Problem details: For the listing below, state how many lines include "Tether". The number alone is the answer.

Provided data:

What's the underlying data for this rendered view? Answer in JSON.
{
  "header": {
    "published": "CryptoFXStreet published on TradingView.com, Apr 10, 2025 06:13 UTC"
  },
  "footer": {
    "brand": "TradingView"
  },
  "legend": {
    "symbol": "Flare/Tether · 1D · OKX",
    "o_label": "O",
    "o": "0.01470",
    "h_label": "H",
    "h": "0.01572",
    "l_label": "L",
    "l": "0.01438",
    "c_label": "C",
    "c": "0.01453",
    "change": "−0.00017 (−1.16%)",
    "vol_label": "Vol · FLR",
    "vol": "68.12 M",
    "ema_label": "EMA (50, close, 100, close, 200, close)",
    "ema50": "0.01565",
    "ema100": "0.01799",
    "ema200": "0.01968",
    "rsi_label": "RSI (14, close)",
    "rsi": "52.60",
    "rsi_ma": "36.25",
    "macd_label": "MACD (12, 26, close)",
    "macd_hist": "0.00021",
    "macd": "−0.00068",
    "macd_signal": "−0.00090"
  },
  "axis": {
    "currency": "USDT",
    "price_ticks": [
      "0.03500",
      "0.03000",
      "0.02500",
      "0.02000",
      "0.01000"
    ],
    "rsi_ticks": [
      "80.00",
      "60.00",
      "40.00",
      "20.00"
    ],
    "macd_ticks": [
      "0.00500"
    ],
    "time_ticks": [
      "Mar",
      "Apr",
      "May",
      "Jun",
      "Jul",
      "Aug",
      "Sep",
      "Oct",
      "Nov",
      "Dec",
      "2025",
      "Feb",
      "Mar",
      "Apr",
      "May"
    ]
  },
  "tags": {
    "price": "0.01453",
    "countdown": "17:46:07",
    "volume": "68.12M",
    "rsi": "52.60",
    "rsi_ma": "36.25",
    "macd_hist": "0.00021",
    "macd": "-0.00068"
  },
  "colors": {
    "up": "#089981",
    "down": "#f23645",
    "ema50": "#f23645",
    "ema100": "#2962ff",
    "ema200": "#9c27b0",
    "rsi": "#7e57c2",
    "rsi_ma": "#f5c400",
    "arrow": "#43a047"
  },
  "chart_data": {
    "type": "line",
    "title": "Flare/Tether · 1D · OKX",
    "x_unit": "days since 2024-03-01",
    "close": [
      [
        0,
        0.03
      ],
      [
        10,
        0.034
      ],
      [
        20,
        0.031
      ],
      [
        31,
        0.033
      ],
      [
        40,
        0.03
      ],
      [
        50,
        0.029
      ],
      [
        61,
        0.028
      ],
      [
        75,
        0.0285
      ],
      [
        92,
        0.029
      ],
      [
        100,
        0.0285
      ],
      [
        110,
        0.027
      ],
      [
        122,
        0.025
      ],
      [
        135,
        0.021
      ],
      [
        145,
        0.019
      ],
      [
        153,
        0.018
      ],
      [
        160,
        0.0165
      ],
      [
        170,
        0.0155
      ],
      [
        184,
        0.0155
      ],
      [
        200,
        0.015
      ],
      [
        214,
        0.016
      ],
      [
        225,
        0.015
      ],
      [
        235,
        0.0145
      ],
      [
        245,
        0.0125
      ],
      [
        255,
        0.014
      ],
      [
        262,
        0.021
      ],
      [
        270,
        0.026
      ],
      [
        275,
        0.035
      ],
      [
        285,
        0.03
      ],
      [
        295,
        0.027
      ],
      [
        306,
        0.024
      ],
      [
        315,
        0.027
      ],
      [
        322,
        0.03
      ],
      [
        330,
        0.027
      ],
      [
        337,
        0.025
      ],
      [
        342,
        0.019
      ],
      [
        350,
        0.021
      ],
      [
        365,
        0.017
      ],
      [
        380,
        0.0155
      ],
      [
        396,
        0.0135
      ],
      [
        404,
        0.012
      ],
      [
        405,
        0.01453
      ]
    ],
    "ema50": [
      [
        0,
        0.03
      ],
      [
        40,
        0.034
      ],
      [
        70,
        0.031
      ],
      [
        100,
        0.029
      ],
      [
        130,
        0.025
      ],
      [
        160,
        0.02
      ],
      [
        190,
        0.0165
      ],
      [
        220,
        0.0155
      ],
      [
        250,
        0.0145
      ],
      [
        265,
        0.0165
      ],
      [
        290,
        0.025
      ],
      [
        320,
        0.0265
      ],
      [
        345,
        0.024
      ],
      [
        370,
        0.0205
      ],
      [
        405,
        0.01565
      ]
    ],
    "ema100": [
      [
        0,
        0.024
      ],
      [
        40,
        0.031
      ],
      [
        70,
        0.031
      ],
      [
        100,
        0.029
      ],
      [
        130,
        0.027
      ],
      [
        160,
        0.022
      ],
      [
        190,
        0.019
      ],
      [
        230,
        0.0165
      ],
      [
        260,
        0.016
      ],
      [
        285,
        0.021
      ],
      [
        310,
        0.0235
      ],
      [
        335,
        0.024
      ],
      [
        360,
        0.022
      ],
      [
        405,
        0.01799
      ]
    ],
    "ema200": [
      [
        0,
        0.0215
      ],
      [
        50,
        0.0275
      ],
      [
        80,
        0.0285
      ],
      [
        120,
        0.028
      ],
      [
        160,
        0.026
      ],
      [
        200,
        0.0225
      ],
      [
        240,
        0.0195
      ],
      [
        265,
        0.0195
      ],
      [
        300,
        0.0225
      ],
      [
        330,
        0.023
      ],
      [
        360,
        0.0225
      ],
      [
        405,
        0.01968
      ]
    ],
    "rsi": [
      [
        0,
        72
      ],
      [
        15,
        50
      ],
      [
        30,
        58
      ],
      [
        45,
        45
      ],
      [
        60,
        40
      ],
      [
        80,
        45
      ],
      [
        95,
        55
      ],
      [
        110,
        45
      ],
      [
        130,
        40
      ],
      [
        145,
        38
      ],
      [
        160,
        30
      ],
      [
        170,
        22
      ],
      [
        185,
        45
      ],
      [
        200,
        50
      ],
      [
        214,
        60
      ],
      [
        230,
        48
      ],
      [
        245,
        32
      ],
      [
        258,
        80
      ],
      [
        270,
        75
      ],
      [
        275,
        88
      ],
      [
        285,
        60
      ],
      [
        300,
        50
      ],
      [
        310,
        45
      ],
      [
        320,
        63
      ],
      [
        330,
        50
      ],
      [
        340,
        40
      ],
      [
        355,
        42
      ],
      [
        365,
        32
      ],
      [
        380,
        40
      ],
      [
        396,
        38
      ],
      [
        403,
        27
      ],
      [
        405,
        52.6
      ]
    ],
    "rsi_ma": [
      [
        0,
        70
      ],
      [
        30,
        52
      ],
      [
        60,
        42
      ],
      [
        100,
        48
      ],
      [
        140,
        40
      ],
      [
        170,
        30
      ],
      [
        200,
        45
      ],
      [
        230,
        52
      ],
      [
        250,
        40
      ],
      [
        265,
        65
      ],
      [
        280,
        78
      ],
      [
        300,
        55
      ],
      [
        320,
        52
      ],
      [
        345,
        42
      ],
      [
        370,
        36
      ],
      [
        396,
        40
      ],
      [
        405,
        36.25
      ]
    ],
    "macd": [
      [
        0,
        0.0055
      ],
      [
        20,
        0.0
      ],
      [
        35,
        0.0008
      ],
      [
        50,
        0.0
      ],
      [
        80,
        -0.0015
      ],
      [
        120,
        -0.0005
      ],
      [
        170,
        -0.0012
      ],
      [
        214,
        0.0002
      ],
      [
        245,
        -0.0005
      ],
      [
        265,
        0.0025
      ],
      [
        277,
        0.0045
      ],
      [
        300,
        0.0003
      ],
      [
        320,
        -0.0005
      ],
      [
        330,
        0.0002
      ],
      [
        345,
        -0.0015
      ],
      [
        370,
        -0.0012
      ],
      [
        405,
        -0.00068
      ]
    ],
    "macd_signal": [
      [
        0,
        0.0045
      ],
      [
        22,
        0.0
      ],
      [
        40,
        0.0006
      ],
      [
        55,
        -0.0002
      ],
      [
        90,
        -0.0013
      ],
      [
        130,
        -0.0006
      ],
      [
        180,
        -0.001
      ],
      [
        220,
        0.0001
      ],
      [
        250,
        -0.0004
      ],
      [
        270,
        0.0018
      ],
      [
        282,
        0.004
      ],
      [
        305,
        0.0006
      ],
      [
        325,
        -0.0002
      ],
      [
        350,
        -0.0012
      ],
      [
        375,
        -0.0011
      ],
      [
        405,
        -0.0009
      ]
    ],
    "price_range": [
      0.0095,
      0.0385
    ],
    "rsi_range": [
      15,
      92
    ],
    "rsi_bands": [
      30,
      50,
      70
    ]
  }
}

Result of the exercise: 2